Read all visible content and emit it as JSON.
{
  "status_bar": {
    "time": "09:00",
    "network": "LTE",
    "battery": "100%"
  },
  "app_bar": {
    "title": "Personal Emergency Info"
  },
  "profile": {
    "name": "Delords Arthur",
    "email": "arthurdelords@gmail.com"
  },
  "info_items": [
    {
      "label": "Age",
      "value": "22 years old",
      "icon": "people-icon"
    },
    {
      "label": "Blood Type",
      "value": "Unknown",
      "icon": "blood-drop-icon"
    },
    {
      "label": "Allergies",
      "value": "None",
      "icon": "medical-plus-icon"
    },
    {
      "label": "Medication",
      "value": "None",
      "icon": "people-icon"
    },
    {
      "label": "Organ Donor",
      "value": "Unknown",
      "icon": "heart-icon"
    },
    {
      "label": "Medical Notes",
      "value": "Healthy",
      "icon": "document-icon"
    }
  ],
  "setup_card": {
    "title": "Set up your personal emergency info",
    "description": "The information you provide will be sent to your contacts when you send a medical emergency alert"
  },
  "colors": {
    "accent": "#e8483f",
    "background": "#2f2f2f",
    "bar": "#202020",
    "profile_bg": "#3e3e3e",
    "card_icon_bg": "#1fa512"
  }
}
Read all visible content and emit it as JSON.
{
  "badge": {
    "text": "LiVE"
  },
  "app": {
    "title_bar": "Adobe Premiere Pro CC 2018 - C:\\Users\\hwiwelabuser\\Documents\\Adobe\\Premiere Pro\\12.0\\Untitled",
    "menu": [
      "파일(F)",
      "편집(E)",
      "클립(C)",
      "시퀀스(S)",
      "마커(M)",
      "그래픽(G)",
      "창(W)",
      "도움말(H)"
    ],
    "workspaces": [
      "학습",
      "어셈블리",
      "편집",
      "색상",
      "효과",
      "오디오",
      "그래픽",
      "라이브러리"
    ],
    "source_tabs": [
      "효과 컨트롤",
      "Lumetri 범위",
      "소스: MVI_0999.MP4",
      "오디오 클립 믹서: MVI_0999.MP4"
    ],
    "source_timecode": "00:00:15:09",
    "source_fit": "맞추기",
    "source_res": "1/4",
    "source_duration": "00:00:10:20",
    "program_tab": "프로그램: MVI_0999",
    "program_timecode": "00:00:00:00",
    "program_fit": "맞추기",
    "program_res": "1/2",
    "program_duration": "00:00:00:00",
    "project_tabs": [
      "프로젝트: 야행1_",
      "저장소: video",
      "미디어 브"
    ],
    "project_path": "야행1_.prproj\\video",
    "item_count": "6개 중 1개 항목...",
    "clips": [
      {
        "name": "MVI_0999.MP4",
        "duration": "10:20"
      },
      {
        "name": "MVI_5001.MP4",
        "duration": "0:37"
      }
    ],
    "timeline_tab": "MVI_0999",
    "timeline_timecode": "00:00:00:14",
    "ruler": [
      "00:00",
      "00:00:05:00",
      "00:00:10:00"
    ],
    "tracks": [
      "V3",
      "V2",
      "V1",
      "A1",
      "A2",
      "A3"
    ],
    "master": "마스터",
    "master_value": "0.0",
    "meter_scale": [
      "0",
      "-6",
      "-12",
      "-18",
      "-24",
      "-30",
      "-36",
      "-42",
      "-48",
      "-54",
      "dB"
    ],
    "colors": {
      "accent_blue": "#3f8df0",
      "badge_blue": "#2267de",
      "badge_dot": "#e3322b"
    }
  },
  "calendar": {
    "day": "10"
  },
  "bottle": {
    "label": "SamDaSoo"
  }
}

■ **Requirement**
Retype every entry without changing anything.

■ **Response for this exercise**
Read all visible content and emit it as JSON.
{
  "status_bar": {
    "time": "09:00",
    "network": "LTE",
    "battery": "100%"
  },
  "app_bar": {
    "title": "Personal Emergency Info"
  },
  "profile": {
    "name": "Delords Arthur",
    "email": "arthurdelords@gmail.com"
  },
  "info_items": [
    {
      "label": "Age",
      "value": "22 years old",
      "icon": "people-icon"
    },
    {
      "label": "Blood Type",
      "value": "Unknown",
      "icon": "blood-drop-icon"
    },
    {
      "label": "Allergies",
      "value": "None",
      "icon": "medical-plus-icon"
    },
    {
      "label": "Medication",
      "value": "None",
      "icon": "people-icon"
    },
    {
      "label": "Organ Donor",
      "value": "Unknown",
      "icon": "heart-icon"
    },
    {
      "label": "Medical Notes",
      "value": "Healthy",
      "icon": "document-icon"
    }
  ],
  "setup_card": {
    "title": "Set up your personal emergency info",
    "description": "The information you provide will be sent to your contacts when you send a medical emergency alert"
  },
  "colors": {
    "accent": "#e8483f",
    "background": "#2f2f2f",
    "bar": "#202020",
    "profile_bg": "#3e3e3e",
    "card_icon_bg": "#1fa512"
  }
}
Read all visible content and emit it as JSON.
{
  "badge": {
    "text": "LiVE"
  },
  "app": {
    "title_bar": "Adobe Premiere Pro CC 2018 - C:\\Users\\hwiwelabuser\\Documents\\Adobe\\Premiere Pro\\12.0\\Untitled",
    "menu": [
      "파일(F)",
      "편집(E)",
      "클립(C)",
      "시퀀스(S)",
      "마커(M)",
      "그래픽(G)",
      "창(W)",
      "도움말(H)"
    ],
    "workspaces": [
      "학습",
      "어셈블리",
      "편집",
      "색상",
      "효과",
      "오디오",
      "그래픽",
      "라이브러리"
    ],
    "source_tabs": [
      "효과 컨트롤",
      "Lumetri 범위",
      "소스: MVI_0999.MP4",
      "오디오 클립 믹서: MVI_0999.MP4"
    ],
    "source_timecode": "00:00:15:09",
    "source_fit": "맞추기",
    "source_res": "1/4",
    "source_duration": "00:00:10:20",
    "program_tab": "프로그램: MVI_0999",
    "program_timecode": "00:00:00:00",
    "program_fit": "맞추기",
    "program_res": "1/2",
    "program_duration": "00:00:00:00",
    "project_tabs": [
      "프로젝트: 야행1_",
      "저장소: video",
      "미디어 브"
    ],
    "project_path": "야행1_.prproj\\video",
    "item_count": "6개 중 1개 항목...",
    "clips": [
      {
        "name": "MVI_0999.MP4",
        "duration": "10:20"
      },
      {
        "name": "MVI_5001.MP4",
        "duration": "0:37"
      }
    ],
    "timeline_tab": "MVI_0999",
    "timeline_timecode": "00:00:00:14",
    "ruler": [
      "00:00",
      "00:00:05:00",
      "00:00:10:00"
    ],
    "tracks": [
      "V3",
      "V2",
      "V1",
      "A1",
      "A2",
      "A3"
    ],
    "master": "마스터",
    "master_value": "0.0",
    "meter_scale": [
      "0",
      "-6",
      "-12",
      "-18",
      "-24",
      "-30",
      "-36",
      "-42",
      "-48",
      "-54",
      "dB"
    ],
    "colors": {
      "accent_blue": "#3f8df0",
      "badge_blue": "#2267de",
      "badge_dot": "#e3322b"
    }
  },
  "calendar": {
    "day": "10"
  },
  "bottle": {
    "label": "SamDaSoo"
  }
}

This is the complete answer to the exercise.